As other companies finally enter the augmented reality ecommerce space to try and compete with us, we’ve noticed a trend: they all refer to their execution as a “virtual fitting room”, and promise brands that they will allow shoppers to “try on clothes” from the comforts of their own homes. And while I completely understand how that metaphor would be an easy connection for potential clients to make, I’d like to take a moment to explain why we’ve always actively avoided using that type of messaging/language when discussing our Webcam Social Shopper (WSS).
Simply put: With the current technology shoppers are using at home (i.e. a normal computer and webcam) we can’t deliver on the promise of fit. No one can. And we feel it’s critical that we help brands to manage their shopper’s expectations from the get-go.
Let’s for the sake of this post completely ignore how important an apparel item’s tactile feel is when you try something on, and focus solely on what a shopper would expect when they’re in a dressing room trying something on. They’d expect to see where that item bunches, grabs, sags, and hangs. “Does the blouse hang too low?” “Are these jeans gonna give me a muffin top?” They’d want to see how that particular item would fit their very unique body, and rightfully so. Companies are proactively telling them they can “try something on”, and a shoppers only frame of reference is what happens in the real world. So all developers are doing by setting those expectations is setting shoppers (and online retailers) up to be disappointed by the experience rather than excited.
But “so what” if you can’t see how it fits?

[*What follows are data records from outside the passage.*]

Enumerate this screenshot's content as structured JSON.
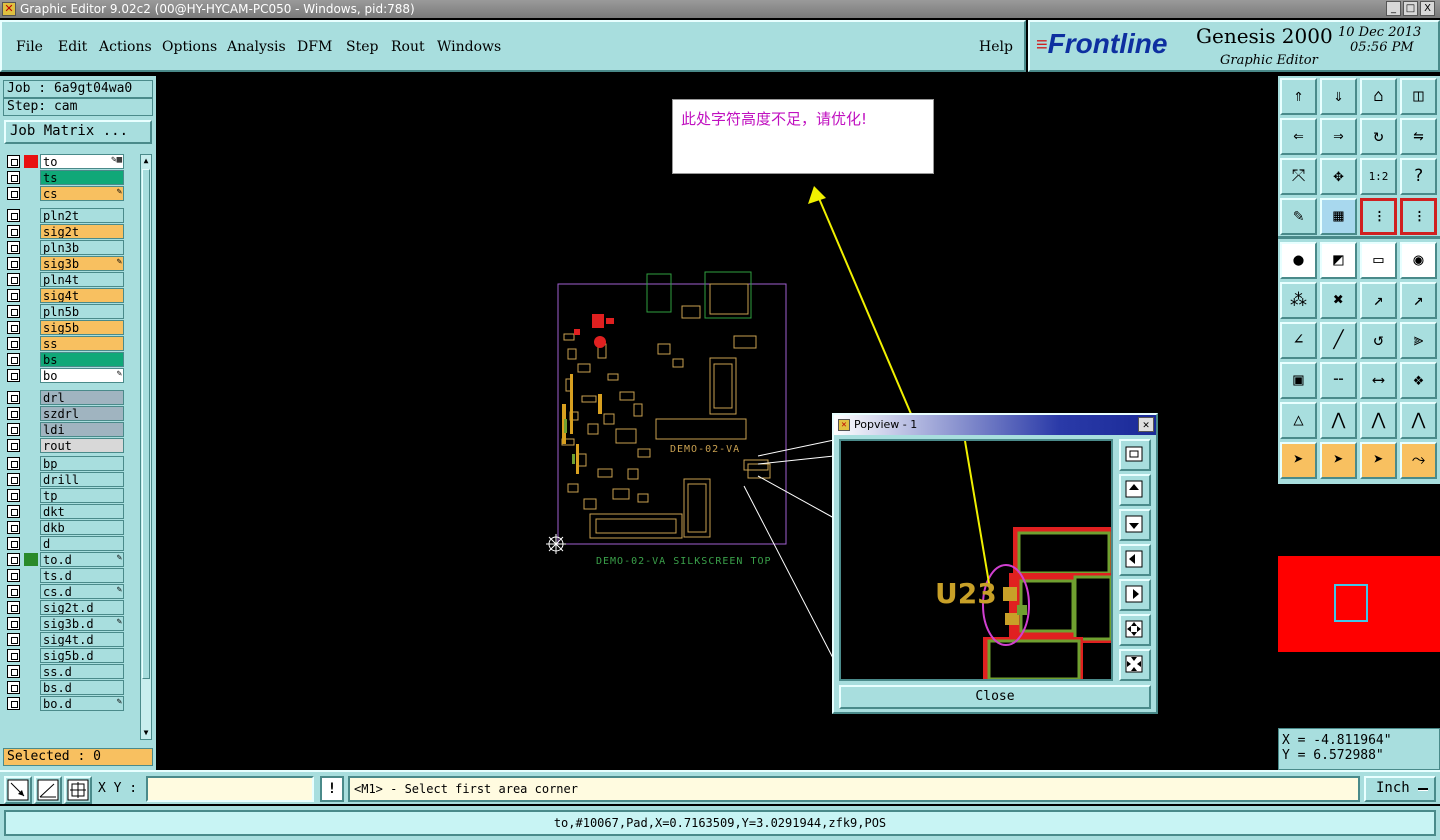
{
  "window": {
    "title": "Graphic Editor 9.02c2 (00@HY-HYCAM-PC050 - Windows, pid:788)",
    "buttons": [
      "_",
      "□",
      "X"
    ]
  },
  "menu": {
    "items": [
      "File",
      "Edit",
      "Actions",
      "Options",
      "Analysis",
      "DFM",
      "Step",
      "Rout",
      "Windows"
    ],
    "help": "Help"
  },
  "logo": {
    "brand": "Frontline",
    "product": "Genesis 2000",
    "subtitle": "Graphic Editor",
    "date": "10 Dec 2013",
    "time": "05:56 PM"
  },
  "left": {
    "job": "Job : 6a9gt04wa0",
    "step": "Step: cam",
    "job_matrix": "Job Matrix ...",
    "selected": "Selected : 0",
    "layers": [
      {
        "name": "to",
        "bg": "#ffffff",
        "swatch": "#e81010",
        "flag": "✎▦"
      },
      {
        "name": "ts",
        "bg": "#10a878",
        "swatch": "",
        "flag": ""
      },
      {
        "name": "cs",
        "bg": "#f8c060",
        "swatch": "",
        "flag": "✎"
      },
      {
        "name": "pln2t",
        "bg": "#a8dede",
        "swatch": "",
        "flag": ""
      },
      {
        "name": "sig2t",
        "bg": "#f8c060",
        "swatch": "",
        "flag": ""
      },
      {
        "name": "pln3b",
        "bg": "#a8dede",
        "swatch": "",
        "flag": ""
      },
      {
        "name": "sig3b",
        "bg": "#f8c060",
        "swatch": "",
        "flag": "✎"
      },
      {
        "name": "pln4t",
        "bg": "#a8dede",
        "swatch": "",
        "flag": ""
      },
      {
        "name": "sig4t",
        "bg": "#f8c060",
        "swatch": "",
        "flag": ""
      },
      {
        "name": "pln5b",
        "bg": "#a8dede",
        "swatch": "",
        "flag": ""
      },
      {
        "name": "sig5b",
        "bg": "#f8c060",
        "swatch": "",
        "flag": ""
      },
      {
        "name": "ss",
        "bg": "#f8c060",
        "swatch": "",
        "flag": ""
      },
      {
        "name": "bs",
        "bg": "#10a878",
        "swatch": "",
        "flag": ""
      },
      {
        "name": "bo",
        "bg": "#ffffff",
        "swatch": "",
        "flag": "✎"
      },
      {
        "name": "drl",
        "bg": "#a0b4c0",
        "swatch": "",
        "flag": ""
      },
      {
        "name": "szdrl",
        "bg": "#a0b4c0",
        "swatch": "",
        "flag": ""
      },
      {
        "name": "ldi",
        "bg": "#a0b4c0",
        "swatch": "",
        "flag": ""
      },
      {
        "name": "rout",
        "bg": "#d8d8d8",
        "swatch": "",
        "flag": ""
      },
      {
        "name": "bp",
        "bg": "#a8dede",
        "swatch": "",
        "flag": ""
      },
      {
        "name": "drill",
        "bg": "#a8dede",
        "swatch": "",
        "flag": ""
      },
      {
        "name": "tp",
        "bg": "#a8dede",
        "swatch": "",
        "flag": ""
      },
      {
        "name": "dkt",
        "bg": "#a8dede",
        "swatch": "",
        "flag": ""
      },
      {
        "name": "dkb",
        "bg": "#a8dede",
        "swatch": "",
        "flag": ""
      },
      {
        "name": "d",
        "bg": "#a8dede",
        "swatch": "",
        "flag": ""
      },
      {
        "name": "to.d",
        "bg": "#a8dede",
        "swatch": "#2a8a2a",
        "flag": "✎"
      },
      {
        "name": "ts.d",
        "bg": "#a8dede",
        "swatch": "",
        "flag": ""
      },
      {
        "name": "cs.d",
        "bg": "#a8dede",
        "swatch": "",
        "flag": "✎"
      },
      {
        "name": "sig2t.d",
        "bg": "#a8dede",
        "swatch": "",
        "flag": ""
      },
      {
        "name": "sig3b.d",
        "bg": "#a8dede",
        "swatch": "",
        "flag": "✎"
      },
      {
        "name": "sig4t.d",
        "bg": "#a8dede",
        "swatch": "",
        "flag": ""
      },
      {
        "name": "sig5b.d",
        "bg": "#a8dede",
        "swatch": "",
        "flag": ""
      },
      {
        "name": "ss.d",
        "bg": "#a8dede",
        "swatch": "",
        "flag": ""
      },
      {
        "name": "bs.d",
        "bg": "#a8dede",
        "swatch": "",
        "flag": ""
      },
      {
        "name": "bo.d",
        "bg": "#a8dede",
        "swatch": "",
        "flag": "✎"
      }
    ]
  },
  "canvas": {
    "annotation": "此处字符高度不足，请优化!",
    "board_label": "DEMO-02-VA SILKSCREEN TOP",
    "board_inner_label": "DEMO-02-VA"
  },
  "popview": {
    "title": "Popview - 1",
    "refdes": "U23",
    "close": "Close",
    "tools": [
      "zoom-window-icon",
      "pan-up-icon",
      "pan-down-icon",
      "pan-left-icon",
      "pan-right-icon",
      "zoom-out-icon",
      "zoom-in-icon"
    ]
  },
  "coords": {
    "x": "X = -4.811964\"",
    "y": "Y = 6.572988\""
  },
  "command": {
    "xy_label": "X Y :",
    "xy_value": "",
    "prompt": "<M1> - Select first area corner",
    "units": "Inch"
  },
  "status": "to,#10067,Pad,X=0.7163509,Y=3.0291944,zfk9,POS",
  "toolbox": {
    "icons": [
      "move-up-icon",
      "move-down-icon",
      "home-icon",
      "split-view-icon",
      "move-left-icon",
      "move-right-icon",
      "rotate-icon",
      "mirror-icon",
      "zoom-fit-icon",
      "center-icon",
      "scale-1-2-icon",
      "help-icon",
      "tools-icon",
      "grid-icon",
      "layers-icon",
      "layers-active-icon",
      "pad-add-icon",
      "line-add-icon",
      "ruler-icon",
      "circle-icon",
      "node-link-icon",
      "cross-icon",
      "snap-point-icon",
      "snap-end-icon",
      "angle-icon",
      "diagonal-icon",
      "arc-icon",
      "feature-icon",
      "pad-select-icon",
      "split-line-icon",
      "measure-icon",
      "surface-icon",
      "triangle-icon",
      "arch-icon",
      "arch-fill-icon",
      "arch-cross-icon",
      "pointer-icon",
      "pointer-box-icon",
      "pointer-alt-icon",
      "route-icon"
    ]
  }
}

The value proposition doesn’t have to be about fit to greatly advance the current online shopping experience (especially for young women, who have grown up digital but are still shopping with their grandmother’s internet). WSS is about validating color and style, and seeing if an item is “right for you”, just like you would at the rack in a store. It’s about asking a friend “what do you think?” and getting that all important feedback before a purchase is made. Or maybe a shopper just wants to find a top to match a particular skirt they already own at home, that we can help with. But fit? Nope. Sorry, I truly wish it could be done. At the end of the day WSS (and its imitators) is just another tool to help shoppers validate their purchase (and hopefully have some fun doing it), just like “zooming” in on an item.

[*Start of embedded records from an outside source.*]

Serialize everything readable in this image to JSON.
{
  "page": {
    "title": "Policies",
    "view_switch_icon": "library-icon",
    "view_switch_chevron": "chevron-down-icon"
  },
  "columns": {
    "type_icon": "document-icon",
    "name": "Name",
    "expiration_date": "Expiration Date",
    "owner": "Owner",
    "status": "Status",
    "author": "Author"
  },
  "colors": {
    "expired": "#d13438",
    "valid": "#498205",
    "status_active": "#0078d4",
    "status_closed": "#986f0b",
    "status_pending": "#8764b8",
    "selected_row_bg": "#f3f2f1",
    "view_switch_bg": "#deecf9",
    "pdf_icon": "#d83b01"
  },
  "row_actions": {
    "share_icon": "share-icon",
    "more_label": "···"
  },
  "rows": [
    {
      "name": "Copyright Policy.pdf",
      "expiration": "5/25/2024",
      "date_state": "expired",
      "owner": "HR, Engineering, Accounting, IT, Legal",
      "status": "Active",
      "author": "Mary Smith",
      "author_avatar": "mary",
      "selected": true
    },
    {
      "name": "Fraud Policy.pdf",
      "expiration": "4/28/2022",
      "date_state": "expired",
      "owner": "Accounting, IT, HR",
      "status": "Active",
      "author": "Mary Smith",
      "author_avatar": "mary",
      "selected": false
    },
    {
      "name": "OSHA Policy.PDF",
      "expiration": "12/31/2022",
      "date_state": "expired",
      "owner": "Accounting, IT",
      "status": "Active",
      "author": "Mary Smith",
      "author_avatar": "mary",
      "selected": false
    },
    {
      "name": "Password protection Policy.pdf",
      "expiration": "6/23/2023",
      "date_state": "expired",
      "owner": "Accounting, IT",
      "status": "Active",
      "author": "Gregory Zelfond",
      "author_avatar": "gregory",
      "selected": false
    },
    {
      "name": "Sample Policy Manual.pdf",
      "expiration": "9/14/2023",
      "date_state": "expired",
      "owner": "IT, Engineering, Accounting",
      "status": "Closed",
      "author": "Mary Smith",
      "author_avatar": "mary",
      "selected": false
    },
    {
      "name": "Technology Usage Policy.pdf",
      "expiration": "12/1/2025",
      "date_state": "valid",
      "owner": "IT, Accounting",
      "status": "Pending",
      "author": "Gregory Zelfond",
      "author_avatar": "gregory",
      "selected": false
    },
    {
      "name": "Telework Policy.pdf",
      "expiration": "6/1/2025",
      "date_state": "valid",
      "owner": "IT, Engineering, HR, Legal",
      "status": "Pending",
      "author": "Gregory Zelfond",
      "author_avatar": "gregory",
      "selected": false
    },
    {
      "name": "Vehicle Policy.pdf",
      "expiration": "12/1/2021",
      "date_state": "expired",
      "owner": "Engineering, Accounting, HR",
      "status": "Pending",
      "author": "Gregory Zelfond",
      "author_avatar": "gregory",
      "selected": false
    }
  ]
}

Now, I’d love to get your thoughts. Are we being too literal? Getting caught in the weeds, or do you agree with us that messaging makes a difference?